Trade - Global Security

China posts new procurement guidelines

Violating a commitment when it joined the World Trade Organization, China has issued new procurement guidelines which would affect foreign suppliers by requiring total local content on hundreds of items, including a range of medical equipment. Issued May 14, the new policy has only now come to light. [node:read-more:link]

COVID-19: China-Australia vaccine spat

China and Australia are clashing over COVID-19 vaccines and their distribution to Papua New Guinea. China has accused Australia of “sabotage.” In the latest of a series of spats on various issues, China says Australia has tried to denigrate and block use of the Sinopharm vaccine. [node:read-more:link]

Airbus-Boeing war of attrition

The U.S. has slapped new tariffs on Airbus parts and some European wines in an ongoing spat about aerospace subsidies and has accused the European Union of unfair calculations in its own tariffs. It’s the latest development in a regulatory dispute which began in 1994 and centres mainly on counterclaims about government support of Airbus and Boeing in the airline market. [node:read-more:link]

Johnson seeks Brexit exemption

British PM Boris Johnson is trying to rejoin an international treaty which also involves the European Union. The Lugano Convention essentially establishes the jurisdiction of national courts as they deal with cross-border disputes. While some non-EU states have agreed to readmit Britain in the post-Brexit era, the European Commission has recommended that it be denied. [node:read-more:link]

CBSA unions vote to strike

More than 8,500 Canada Border Services Agency employees have voted in favour of strike action, which could begin as early as Aug. 6, two days before the border is reopened to fully vaccinated U.S. residents. The Public Service Alliance of Canada and the Customs and Immigration Union acknowledged today that while many staff could be deemed essential, a strike could impact commercial traffic. [node:read-more:link]

Iran opens Hormuz alternative

Iran has opened its first oil terminal in the Gulf of Oman, enabling it to avoid the Strait of Hormuz, which has become a chokepoint for shipping. a move that will allow it to avoid using the Strait of Hormuz shipping route that has been a focus of regional tension for decades. “This is a strategic move and an important step for Iran,” outgoing President Hassan Rouhani Rouhani said in a televised speech. “It will secure the continuation of our oil exports.” [node:read-more:link]

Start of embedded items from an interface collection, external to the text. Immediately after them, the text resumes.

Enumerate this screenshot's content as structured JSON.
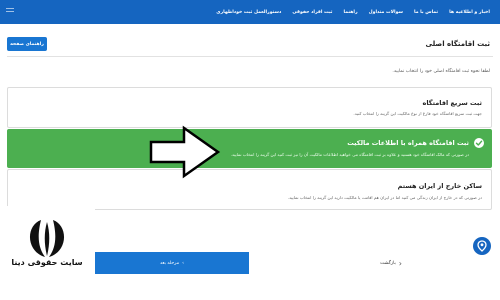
{
  "nav": {
    "links": [
      "اخبار و اطلاعیه ها",
      "تماس با ما",
      "سوالات متداول",
      "راهنما",
      "ثبت افراد حقوقی",
      "دستورالعمل ثبت خوداظهاری"
    ]
  },
  "page": {
    "title": "ثبت اقامتگاه اصلی",
    "help_button": "راهنمای صفحه",
    "instruction": "لطفا نحوه ثبت اقامتگاه اصلی خود را انتخاب نمایید."
  },
  "options": [
    {
      "title": "ثبت سریع اقامتگاه",
      "desc": "جهت ثبت سریع اقامتگاه خود فارغ از نوع مالکیت این گزینه را انتخاب کنید."
    },
    {
      "title": "ثبت اقامتگاه همراه با اطلاعات مالکیت",
      "desc": "در صورتی که مالک اقامتگاه خود هستید و علاوه بر ثبت اقامتگاه می خواهید اطلاعات مالکیت آن را نیز ثبت کنید این گزینه را انتخاب نمایید.",
      "selected": true
    },
    {
      "title": "ساکن خارج از ایران هستم",
      "desc": "در صورتی که در خارج از ایران زندگی می کنید اما در ایران هم اقامت یا مالکیت دارید این گزینه را انتخاب نمایید."
    }
  ],
  "footer": {
    "next": "مرحله بعد",
    "prev": "بازگشت"
  },
  "logo": {
    "text": "سایت حقوقی دینا"
  },
  "colors": {
    "primary": "#1565c0",
    "selected": "#4caf50"
  },
  "icons": {
    "selected": "check-icon",
    "annotation": "arrow-pointer-icon",
    "fab": "location-pin-icon"
  }
}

Australia dislikes European carbon plan

The European Commission’s new climate change initiative has drawn fire from Australia, one of the world’s largest resource exporters, which is particularly upset by a proposed surtax on carbon-intense imports such as steel and cement. “The last thing the world now needs is extra protectionist policies,” says Trade Minister Dan Tehan. Even though only four per cent of Australia’s exports go to Europe, he says the commission’s plan could set the stage for increased costs to export to major Asian markets. [node:read-more:link]

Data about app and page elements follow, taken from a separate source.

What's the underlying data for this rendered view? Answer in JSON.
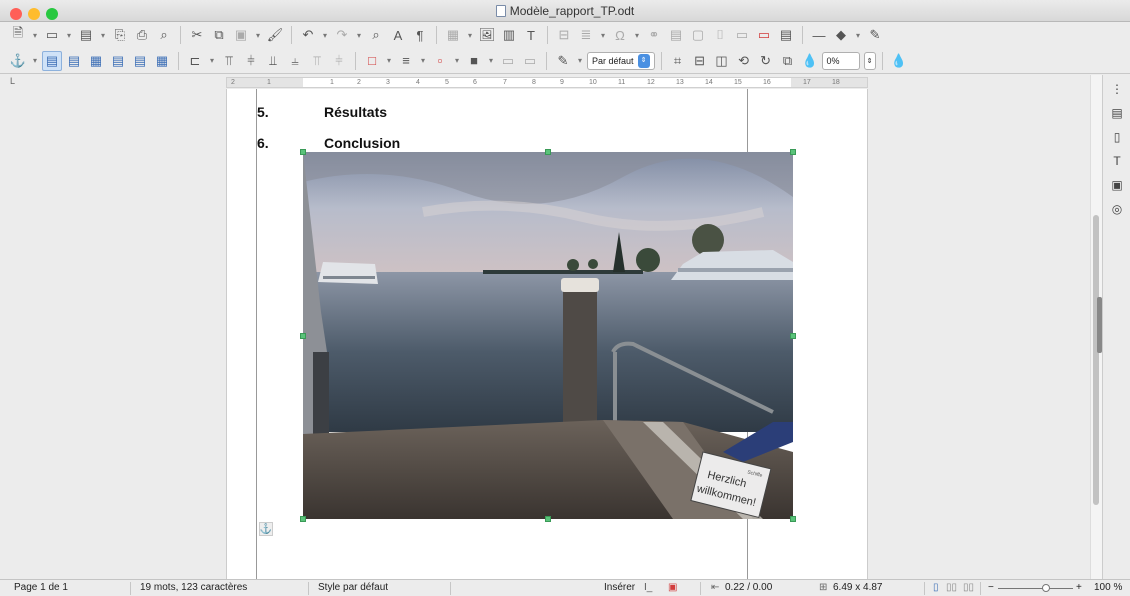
{
  "window": {
    "title": "Modèle_rapport_TP.odt"
  },
  "colors": {
    "close": "#ff5f57",
    "minimize": "#febc2e",
    "maximize": "#28c840",
    "selection_handle": "#5ac37a"
  },
  "toolbar1": {
    "icons": [
      "new-document-icon",
      "open-icon",
      "save-icon",
      "export-pdf-icon",
      "print-icon",
      "print-preview-icon",
      "cut-icon",
      "copy-icon",
      "paste-icon",
      "clone-formatting-icon",
      "undo-icon",
      "redo-icon",
      "find-replace-icon",
      "spelling-icon",
      "formatting-marks-icon",
      "table-icon",
      "image-icon",
      "chart-icon",
      "text-box-icon",
      "page-break-icon",
      "field-icon",
      "special-character-icon",
      "hyperlink-icon",
      "footnote-icon",
      "endnote-icon",
      "bookmark-icon",
      "cross-reference-icon",
      "comment-icon",
      "track-changes-icon",
      "line-icon",
      "shapes-icon",
      "draw-icon"
    ]
  },
  "toolbar2": {
    "style_value": "Par défaut",
    "transparency_value": "0%",
    "icons": [
      "anchor-icon",
      "wrap-off-icon",
      "page-wrap-icon",
      "optimal-wrap-icon",
      "wrap-left-icon",
      "wrap-right-icon",
      "wrap-through-icon",
      "align-icon",
      "bring-front-icon",
      "send-back-icon",
      "borders-icon",
      "line-style-icon",
      "border-color-icon",
      "area-icon",
      "transparency-icon"
    ]
  },
  "ruler": {
    "corner": "L",
    "ticks": [
      "2",
      "1",
      "",
      "1",
      "2",
      "3",
      "4",
      "5",
      "6",
      "7",
      "8",
      "9",
      "10",
      "11",
      "12",
      "13",
      "14",
      "15",
      "16",
      "17",
      "18"
    ]
  },
  "document": {
    "headings": [
      {
        "number": "5.",
        "text": "Résultats"
      },
      {
        "number": "6.",
        "text": "Conclusion"
      }
    ],
    "image": {
      "sign_line1": "Herzlich",
      "sign_line2": "willkommen!",
      "sign_small": "Schiffe"
    }
  },
  "sidebar": {
    "icons": [
      "sidebar-menu-icon",
      "properties-icon",
      "page-icon",
      "styles-icon",
      "gallery-icon",
      "navigator-icon"
    ]
  },
  "status": {
    "page": "Page 1 de 1",
    "words": "19 mots, 123 caractères",
    "style": "Style par défaut",
    "mode": "Insérer",
    "position": "0.22 / 0.00",
    "size": "6.49 x 4.87",
    "zoom_minus": "−",
    "zoom_plus": "+",
    "zoom": "100 %"
  }
}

Mounting concern about Chinese influence

Mounting concern about Chinese influence The European Union’s foreign ministers are pressing for more global linkages as a potential counter to China's Belt and Road Initiative to link Asia with Europe. “We must offer alternatives,” German Foreign Minister Heiko Mass told reporters July 12. “It is important that the European Union . . . coordinates them very closely with the United States.” [node:read-more:link]

Suez blockship freed by Egypt

The Japanese-owned container ship which blocked the Suez Canal in March was permitted to leave today after its owners and insurers had signed a compensation agreement with Egypt. Terms of the deal were not disclosed. [node:read-more:link]

TC Energy wants Keystone compensation

Calgary-based TC Energy is trying to recoup more than $15 billion in damages from the U.S. over the administration’s cancellation of construction permits for the Keystone XL pipeline project. In a claim filed with the State Department, the company says the decision breached bilateral free trade rules. [node:read-more:link]

Food shortages in North Korea

North Korea Leader Kim Jong-un says his counry is facing food shortages due to crop losses from last year’s typhoons and a drop in trade with China possibly due to North Korea’s border closures due to COVID-19. “The people's food situation is now getting tense,” he disclosed at this week’s meeting of his ruling Workers' Party central committee in Pyongyang. [node:read-more:link]

EU carbon plan potentially illegal

Russia’s Deputy Prime Minister, Alexander Novak, said today that a European Union plan to impose carbon emissions costs on imports is a potential breach of global trading rules and threat to energy security. “Artificial restrictive measures of the traditional fuel and energy sectors may reduce the profitability and investment attractiveness of the sector, and as the result, the threat to the safety of energy supplies will emerge,” the former energy minister added. [node:read-more:link]

Boeing-Airbus trade truce

The U.S. and the European Union agreed today to a truce in a 17-year trade spat over government support for Boeing and Airbus, removing billions of dollars in taxes on an array of non-aerospace products for an initial five years. Both companies welcomed the agreement; Airbus said it would be “the basis to create a level-playing field.” [node:read-more:link]


Subscribe to RSS - Trade - Global Security